§ **How to complete this task**
Using the records that follow, copy every line containing the word "Kemile".
Segment Start: Material provided
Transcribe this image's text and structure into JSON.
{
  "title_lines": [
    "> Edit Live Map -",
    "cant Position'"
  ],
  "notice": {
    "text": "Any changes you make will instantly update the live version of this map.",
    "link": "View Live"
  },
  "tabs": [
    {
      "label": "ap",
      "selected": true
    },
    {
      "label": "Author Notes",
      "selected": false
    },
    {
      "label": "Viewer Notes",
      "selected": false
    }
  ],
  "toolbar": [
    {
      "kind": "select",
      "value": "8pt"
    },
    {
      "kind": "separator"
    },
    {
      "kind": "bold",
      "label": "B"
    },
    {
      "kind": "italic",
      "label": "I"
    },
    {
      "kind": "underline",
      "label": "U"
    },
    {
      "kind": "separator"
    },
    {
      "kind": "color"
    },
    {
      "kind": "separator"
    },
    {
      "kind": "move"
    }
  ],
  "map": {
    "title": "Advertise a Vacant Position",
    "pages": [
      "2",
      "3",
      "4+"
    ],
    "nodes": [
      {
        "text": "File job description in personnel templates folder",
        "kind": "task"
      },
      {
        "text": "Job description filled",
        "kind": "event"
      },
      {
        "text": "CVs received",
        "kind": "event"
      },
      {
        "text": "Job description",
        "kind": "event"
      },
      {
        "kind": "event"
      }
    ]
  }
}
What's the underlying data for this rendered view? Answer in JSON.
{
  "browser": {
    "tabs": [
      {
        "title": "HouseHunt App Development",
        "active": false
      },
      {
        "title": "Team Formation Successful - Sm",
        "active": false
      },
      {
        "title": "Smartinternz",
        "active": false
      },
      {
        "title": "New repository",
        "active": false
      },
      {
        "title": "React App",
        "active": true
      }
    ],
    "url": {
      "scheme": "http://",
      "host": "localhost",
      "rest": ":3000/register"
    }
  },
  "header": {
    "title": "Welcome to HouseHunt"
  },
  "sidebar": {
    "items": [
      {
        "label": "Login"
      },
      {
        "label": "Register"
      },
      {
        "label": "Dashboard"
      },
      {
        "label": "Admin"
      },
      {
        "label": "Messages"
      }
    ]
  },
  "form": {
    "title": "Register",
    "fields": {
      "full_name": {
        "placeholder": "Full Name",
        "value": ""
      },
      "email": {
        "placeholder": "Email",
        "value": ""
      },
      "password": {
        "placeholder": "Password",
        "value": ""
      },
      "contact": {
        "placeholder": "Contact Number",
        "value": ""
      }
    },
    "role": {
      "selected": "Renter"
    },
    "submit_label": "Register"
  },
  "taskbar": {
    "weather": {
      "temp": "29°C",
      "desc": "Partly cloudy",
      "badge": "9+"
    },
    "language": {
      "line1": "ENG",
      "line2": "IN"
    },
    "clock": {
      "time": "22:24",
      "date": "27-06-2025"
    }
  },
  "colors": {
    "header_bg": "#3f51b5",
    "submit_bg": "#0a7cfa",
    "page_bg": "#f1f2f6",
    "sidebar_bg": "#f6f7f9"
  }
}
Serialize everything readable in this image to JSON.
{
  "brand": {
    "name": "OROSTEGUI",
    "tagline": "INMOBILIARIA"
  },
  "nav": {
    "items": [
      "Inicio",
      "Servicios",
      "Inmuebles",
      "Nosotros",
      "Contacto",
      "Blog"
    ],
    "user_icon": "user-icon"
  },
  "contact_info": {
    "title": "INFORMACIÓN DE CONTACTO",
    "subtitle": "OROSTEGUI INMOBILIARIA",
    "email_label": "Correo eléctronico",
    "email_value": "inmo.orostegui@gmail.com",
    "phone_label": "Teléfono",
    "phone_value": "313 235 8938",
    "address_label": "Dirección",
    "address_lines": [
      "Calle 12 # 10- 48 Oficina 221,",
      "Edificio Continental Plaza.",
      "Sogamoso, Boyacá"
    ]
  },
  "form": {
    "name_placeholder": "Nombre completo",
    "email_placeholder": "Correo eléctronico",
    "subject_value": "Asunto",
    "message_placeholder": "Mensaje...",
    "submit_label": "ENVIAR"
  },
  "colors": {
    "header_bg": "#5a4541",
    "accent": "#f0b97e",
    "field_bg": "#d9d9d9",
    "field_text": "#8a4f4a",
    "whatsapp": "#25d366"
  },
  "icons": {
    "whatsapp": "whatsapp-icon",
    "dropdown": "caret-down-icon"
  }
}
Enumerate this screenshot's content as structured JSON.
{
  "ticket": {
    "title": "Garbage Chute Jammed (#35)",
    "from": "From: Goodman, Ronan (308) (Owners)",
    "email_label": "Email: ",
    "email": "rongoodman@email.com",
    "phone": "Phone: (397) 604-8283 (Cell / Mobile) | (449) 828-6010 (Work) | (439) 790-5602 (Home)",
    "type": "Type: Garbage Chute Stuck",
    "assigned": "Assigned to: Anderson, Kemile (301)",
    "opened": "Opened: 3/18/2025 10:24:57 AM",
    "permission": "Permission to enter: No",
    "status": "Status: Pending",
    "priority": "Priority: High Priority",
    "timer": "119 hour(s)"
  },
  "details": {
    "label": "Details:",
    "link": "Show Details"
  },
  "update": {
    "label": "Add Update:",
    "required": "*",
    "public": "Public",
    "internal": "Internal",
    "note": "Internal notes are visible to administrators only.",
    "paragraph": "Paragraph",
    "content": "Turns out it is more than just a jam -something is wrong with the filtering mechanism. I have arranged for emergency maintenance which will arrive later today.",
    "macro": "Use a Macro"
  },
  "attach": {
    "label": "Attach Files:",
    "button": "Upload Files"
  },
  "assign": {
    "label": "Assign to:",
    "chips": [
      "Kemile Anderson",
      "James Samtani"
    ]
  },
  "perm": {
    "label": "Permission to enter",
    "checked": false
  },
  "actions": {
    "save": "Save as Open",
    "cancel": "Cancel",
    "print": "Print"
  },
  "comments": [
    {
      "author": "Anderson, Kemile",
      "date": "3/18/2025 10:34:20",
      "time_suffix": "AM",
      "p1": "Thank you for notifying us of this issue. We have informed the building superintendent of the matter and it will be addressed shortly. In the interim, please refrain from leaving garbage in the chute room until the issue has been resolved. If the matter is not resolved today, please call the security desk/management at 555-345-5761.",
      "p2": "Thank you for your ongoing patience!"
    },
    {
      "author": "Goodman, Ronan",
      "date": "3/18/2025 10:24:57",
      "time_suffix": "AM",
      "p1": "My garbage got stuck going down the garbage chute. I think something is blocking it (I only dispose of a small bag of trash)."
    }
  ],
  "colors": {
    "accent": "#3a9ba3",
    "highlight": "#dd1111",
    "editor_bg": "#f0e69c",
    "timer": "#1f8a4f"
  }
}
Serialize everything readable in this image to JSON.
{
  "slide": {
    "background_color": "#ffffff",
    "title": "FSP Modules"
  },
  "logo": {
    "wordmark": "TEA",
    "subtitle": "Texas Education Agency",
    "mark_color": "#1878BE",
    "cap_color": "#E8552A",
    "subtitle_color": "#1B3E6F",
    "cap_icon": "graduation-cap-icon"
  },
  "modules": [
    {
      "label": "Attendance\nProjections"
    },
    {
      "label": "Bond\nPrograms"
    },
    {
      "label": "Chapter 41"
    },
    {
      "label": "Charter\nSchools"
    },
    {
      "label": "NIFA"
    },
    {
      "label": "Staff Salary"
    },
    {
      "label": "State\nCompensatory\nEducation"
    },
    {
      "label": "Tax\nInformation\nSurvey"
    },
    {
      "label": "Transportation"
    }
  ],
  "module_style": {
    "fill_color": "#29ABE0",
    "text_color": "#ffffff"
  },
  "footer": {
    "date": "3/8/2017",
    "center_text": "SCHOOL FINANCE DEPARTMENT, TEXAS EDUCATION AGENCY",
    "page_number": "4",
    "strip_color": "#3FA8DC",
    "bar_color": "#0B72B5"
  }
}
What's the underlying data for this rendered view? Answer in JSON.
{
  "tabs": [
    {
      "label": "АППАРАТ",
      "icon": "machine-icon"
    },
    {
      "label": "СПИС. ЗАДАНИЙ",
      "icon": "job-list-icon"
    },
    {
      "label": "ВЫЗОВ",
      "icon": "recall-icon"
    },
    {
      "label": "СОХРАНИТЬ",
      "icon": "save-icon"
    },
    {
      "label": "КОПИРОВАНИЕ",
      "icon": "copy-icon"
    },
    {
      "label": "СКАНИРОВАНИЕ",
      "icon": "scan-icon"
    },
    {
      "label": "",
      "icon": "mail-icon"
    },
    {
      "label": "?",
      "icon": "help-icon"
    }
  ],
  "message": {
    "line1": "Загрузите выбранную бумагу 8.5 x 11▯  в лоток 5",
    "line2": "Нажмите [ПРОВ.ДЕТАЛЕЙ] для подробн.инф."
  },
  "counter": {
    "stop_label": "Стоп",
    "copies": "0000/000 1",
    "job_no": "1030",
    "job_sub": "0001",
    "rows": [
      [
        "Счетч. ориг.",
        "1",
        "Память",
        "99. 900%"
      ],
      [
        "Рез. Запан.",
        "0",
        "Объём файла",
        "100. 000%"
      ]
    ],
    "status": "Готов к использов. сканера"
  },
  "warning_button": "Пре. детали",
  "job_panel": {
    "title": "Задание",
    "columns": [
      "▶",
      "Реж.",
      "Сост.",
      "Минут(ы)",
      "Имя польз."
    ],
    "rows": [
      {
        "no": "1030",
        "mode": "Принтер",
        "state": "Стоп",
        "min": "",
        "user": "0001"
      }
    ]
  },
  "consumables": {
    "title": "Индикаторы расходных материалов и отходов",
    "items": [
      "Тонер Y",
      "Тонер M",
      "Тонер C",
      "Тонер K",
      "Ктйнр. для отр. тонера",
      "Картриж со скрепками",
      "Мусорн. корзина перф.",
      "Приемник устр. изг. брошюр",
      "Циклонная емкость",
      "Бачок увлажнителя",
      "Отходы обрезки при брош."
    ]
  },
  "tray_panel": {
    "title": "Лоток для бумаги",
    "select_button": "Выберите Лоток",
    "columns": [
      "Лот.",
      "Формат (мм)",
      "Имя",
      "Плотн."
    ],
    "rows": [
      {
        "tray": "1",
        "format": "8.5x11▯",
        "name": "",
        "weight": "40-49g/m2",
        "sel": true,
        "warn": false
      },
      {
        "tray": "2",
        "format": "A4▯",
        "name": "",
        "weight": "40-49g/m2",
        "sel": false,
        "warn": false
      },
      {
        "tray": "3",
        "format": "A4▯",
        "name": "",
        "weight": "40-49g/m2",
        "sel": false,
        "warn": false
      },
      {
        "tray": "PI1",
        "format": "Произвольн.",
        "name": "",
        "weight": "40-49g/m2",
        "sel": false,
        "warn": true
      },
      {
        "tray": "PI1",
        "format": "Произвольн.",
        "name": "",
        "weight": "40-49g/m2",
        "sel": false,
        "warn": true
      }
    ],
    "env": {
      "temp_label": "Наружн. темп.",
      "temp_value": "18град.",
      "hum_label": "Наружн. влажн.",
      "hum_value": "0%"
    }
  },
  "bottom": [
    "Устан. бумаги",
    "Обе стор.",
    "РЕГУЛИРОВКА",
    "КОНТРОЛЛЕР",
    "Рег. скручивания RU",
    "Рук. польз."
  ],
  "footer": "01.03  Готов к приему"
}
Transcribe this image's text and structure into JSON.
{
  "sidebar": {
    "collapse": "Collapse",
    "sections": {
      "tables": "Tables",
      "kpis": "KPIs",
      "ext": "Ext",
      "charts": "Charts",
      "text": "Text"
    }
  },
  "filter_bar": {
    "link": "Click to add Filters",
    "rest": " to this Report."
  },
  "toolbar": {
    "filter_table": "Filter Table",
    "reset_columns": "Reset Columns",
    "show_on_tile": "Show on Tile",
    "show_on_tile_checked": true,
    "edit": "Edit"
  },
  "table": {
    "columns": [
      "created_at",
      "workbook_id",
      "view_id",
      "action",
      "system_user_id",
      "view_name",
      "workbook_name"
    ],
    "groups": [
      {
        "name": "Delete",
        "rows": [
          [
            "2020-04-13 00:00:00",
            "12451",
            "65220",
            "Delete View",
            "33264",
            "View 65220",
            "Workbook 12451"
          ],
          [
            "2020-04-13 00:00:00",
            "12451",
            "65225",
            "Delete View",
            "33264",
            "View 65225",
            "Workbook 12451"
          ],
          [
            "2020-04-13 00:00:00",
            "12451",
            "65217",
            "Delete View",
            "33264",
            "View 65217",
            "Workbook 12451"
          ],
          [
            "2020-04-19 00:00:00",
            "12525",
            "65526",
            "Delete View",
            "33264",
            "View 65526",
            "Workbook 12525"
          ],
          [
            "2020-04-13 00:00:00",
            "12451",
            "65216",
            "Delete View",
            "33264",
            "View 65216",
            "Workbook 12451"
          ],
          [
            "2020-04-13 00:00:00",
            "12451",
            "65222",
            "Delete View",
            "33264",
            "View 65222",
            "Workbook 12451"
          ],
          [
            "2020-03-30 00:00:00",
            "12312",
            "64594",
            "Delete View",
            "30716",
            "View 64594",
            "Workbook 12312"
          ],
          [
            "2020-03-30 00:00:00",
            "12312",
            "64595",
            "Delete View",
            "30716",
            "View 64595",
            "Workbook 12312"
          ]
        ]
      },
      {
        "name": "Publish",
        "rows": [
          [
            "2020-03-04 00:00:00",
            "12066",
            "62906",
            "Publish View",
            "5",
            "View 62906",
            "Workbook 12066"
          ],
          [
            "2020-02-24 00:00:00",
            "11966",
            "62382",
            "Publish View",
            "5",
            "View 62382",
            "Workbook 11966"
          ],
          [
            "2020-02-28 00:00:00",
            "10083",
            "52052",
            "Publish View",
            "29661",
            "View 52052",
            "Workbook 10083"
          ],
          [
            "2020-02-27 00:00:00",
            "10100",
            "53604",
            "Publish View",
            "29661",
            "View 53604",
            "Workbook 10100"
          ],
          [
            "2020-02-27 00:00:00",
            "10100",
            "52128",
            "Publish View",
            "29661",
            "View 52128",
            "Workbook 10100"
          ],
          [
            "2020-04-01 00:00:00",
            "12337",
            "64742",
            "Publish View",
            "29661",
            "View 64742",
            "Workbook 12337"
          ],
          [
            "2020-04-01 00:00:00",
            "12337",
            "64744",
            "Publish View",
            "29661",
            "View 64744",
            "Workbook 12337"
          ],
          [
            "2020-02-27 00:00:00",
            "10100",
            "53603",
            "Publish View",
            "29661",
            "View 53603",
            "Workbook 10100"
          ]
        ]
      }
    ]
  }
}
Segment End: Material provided
§ **Worked solution**
    "assigned": "Assigned to: Anderson, Kemile (301)",
      "Kemile Anderson",
      "author": "Anderson, Kemile",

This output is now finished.